App and web page records

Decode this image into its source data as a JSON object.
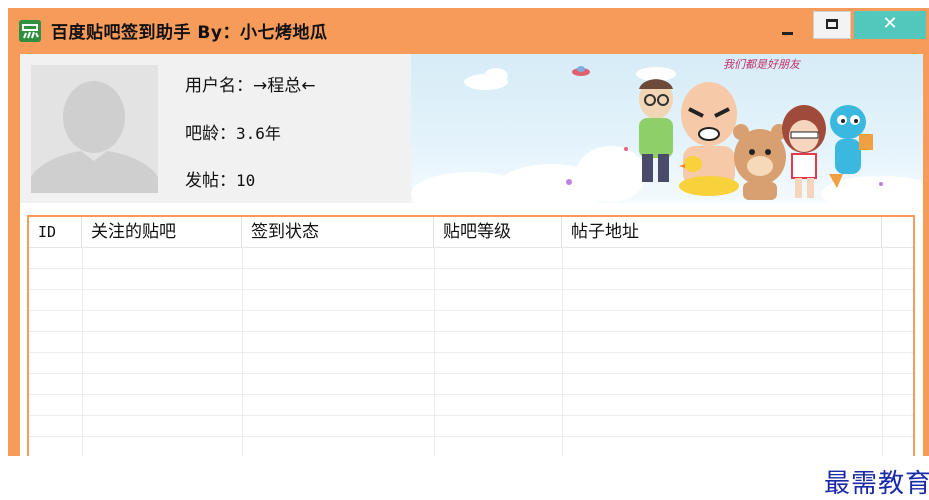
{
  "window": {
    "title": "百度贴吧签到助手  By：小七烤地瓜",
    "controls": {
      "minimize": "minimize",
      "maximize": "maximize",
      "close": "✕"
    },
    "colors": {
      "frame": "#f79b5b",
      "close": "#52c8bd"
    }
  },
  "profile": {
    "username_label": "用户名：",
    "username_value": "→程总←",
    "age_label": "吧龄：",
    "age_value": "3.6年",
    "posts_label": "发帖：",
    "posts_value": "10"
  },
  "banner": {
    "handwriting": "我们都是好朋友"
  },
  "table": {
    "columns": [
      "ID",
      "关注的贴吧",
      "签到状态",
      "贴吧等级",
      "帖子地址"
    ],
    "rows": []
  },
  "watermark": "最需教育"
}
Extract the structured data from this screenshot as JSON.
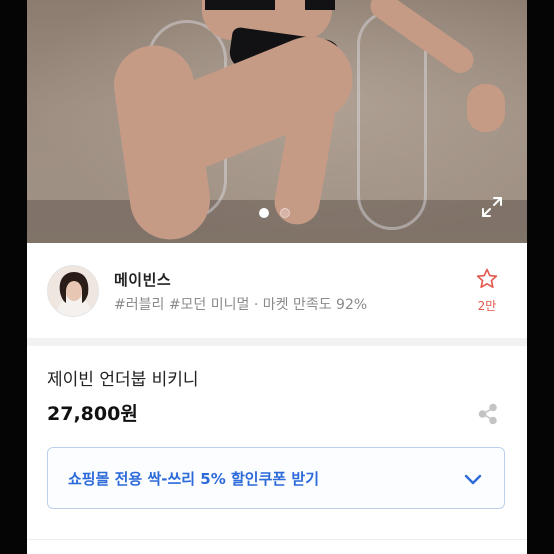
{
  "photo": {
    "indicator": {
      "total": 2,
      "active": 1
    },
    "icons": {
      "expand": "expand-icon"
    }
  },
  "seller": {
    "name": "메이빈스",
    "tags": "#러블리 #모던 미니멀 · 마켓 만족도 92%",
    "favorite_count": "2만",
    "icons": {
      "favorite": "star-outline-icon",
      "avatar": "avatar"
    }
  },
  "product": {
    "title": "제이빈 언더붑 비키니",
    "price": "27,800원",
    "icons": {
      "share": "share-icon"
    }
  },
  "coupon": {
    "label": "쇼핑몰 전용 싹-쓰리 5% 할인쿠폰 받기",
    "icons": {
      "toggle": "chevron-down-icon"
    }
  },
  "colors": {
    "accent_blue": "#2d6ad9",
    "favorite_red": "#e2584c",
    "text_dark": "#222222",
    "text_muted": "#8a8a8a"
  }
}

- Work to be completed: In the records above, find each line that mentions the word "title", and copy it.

- Solution to this problem:
    "title": "百度贴吧签到助手  By：小七烤地瓜",
    "title": "제이빈 언더붑 비키니",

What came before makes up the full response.